[Records contained in a dataset]
○ ○ ○
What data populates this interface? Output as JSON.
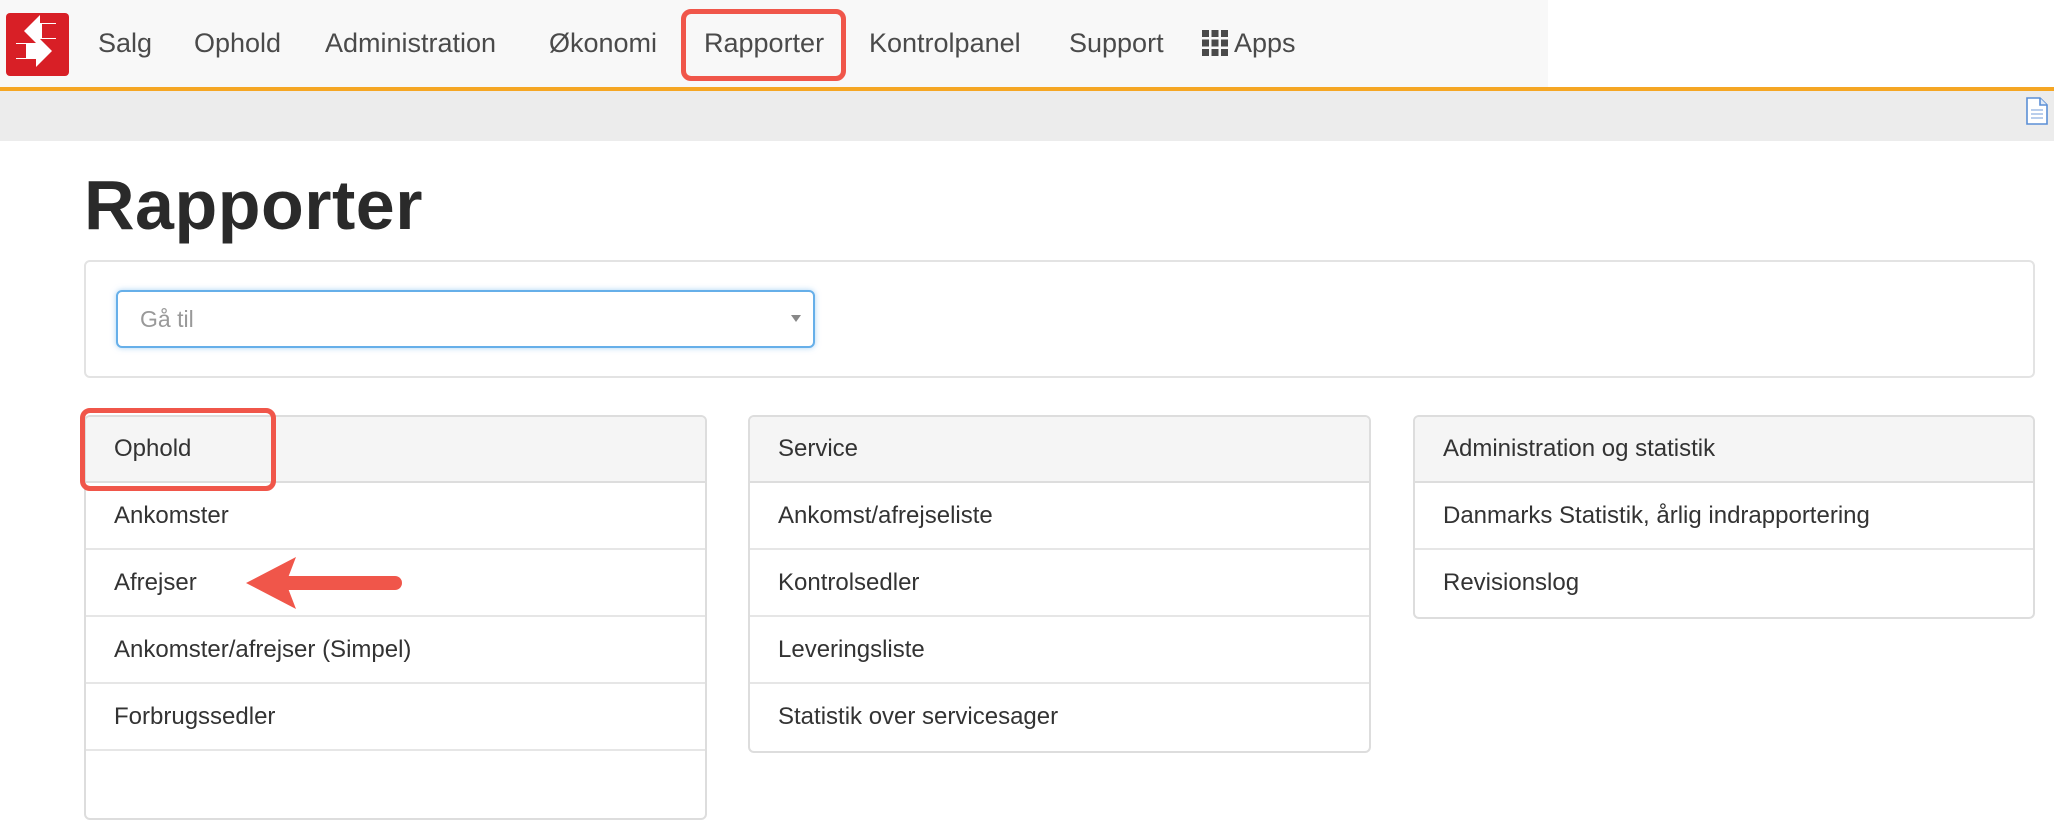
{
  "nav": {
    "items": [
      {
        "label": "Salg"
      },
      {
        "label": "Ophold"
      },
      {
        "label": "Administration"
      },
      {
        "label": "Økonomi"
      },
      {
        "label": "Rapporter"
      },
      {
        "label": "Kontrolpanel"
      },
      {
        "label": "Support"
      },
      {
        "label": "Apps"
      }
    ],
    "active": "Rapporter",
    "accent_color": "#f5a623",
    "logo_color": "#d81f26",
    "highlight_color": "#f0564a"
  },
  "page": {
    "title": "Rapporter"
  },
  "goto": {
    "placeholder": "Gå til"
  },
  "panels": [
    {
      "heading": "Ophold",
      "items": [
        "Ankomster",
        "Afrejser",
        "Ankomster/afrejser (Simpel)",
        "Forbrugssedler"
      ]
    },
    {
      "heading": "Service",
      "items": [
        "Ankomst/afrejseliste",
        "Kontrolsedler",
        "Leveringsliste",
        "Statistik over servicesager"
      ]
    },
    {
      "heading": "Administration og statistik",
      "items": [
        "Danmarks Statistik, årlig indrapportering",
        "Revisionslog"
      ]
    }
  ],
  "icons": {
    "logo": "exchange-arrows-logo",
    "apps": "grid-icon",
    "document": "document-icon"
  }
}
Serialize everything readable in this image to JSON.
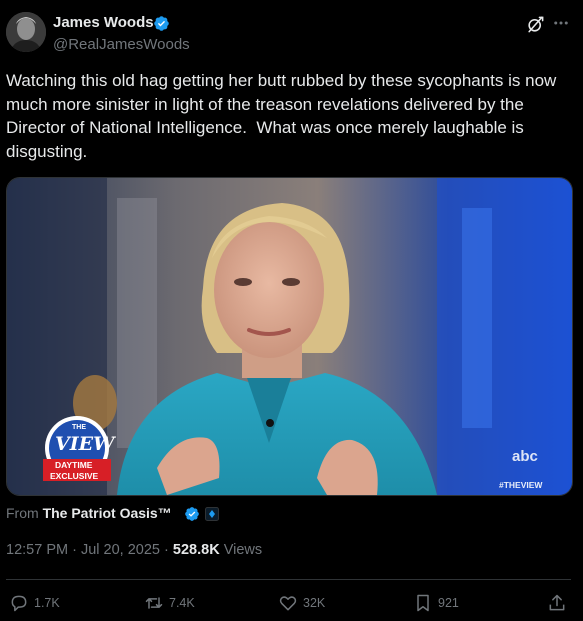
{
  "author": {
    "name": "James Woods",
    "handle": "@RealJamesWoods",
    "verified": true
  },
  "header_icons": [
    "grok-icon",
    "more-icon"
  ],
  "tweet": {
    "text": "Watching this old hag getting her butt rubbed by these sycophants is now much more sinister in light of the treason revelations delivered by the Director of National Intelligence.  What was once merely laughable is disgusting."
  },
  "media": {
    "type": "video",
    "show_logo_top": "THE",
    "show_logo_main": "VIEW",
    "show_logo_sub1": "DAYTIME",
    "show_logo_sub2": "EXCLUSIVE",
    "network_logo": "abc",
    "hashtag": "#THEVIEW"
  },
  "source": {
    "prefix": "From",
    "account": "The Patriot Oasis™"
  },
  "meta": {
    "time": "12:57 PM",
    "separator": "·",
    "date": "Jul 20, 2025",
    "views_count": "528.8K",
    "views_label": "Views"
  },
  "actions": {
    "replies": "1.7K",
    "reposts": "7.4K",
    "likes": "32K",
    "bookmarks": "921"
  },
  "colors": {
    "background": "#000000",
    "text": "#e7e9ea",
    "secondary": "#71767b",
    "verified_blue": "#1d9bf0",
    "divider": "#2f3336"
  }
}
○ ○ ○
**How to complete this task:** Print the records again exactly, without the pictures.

**Problem solution:**
What data populates this interface? Output as JSON.
{
  "nav": {
    "items": [
      {
        "label": "Salg"
      },
      {
        "label": "Ophold"
      },
      {
        "label": "Administration"
      },
      {
        "label": "Økonomi"
      },
      {
        "label": "Rapporter"
      },
      {
        "label": "Kontrolpanel"
      },
      {
        "label": "Support"
      },
      {
        "label": "Apps"
      }
    ],
    "active": "Rapporter",
    "accent_color": "#f5a623",
    "logo_color": "#d81f26",
    "highlight_color": "#f0564a"
  },
  "page": {
    "title": "Rapporter"
  },
  "goto": {
    "placeholder": "Gå til"
  },
  "panels": [
    {
      "heading": "Ophold",
      "items": [
        "Ankomster",
        "Afrejser",
        "Ankomster/afrejser (Simpel)",
        "Forbrugssedler"
      ]
    },
    {
      "heading": "Service",
      "items": [
        "Ankomst/afrejseliste",
        "Kontrolsedler",
        "Leveringsliste",
        "Statistik over servicesager"
      ]
    },
    {
      "heading": "Administration og statistik",
      "items": [
        "Danmarks Statistik, årlig indrapportering",
        "Revisionslog"
      ]
    }
  ],
  "icons": {
    "logo": "exchange-arrows-logo",
    "apps": "grid-icon",
    "document": "document-icon"
  }
}
Serialize everything readable in this image to JSON.
{
  "author": {
    "name": "James Woods",
    "handle": "@RealJamesWoods",
    "verified": true
  },
  "header_icons": [
    "grok-icon",
    "more-icon"
  ],
  "tweet": {
    "text": "Watching this old hag getting her butt rubbed by these sycophants is now much more sinister in light of the treason revelations delivered by the Director of National Intelligence.  What was once merely laughable is disgusting."
  },
  "media": {
    "type": "video",
    "show_logo_top": "THE",
    "show_logo_main": "VIEW",
    "show_logo_sub1": "DAYTIME",
    "show_logo_sub2": "EXCLUSIVE",
    "network_logo": "abc",
    "hashtag": "#THEVIEW"
  },
  "source": {
    "prefix": "From",
    "account": "The Patriot Oasis™"
  },
  "meta": {
    "time": "12:57 PM",
    "separator": "·",
    "date": "Jul 20, 2025",
    "views_count": "528.8K",
    "views_label": "Views"
  },
  "actions": {
    "replies": "1.7K",
    "reposts": "7.4K",
    "likes": "32K",
    "bookmarks": "921"
  },
  "colors": {
    "background": "#000000",
    "text": "#e7e9ea",
    "secondary": "#71767b",
    "verified_blue": "#1d9bf0",
    "divider": "#2f3336"
  }
}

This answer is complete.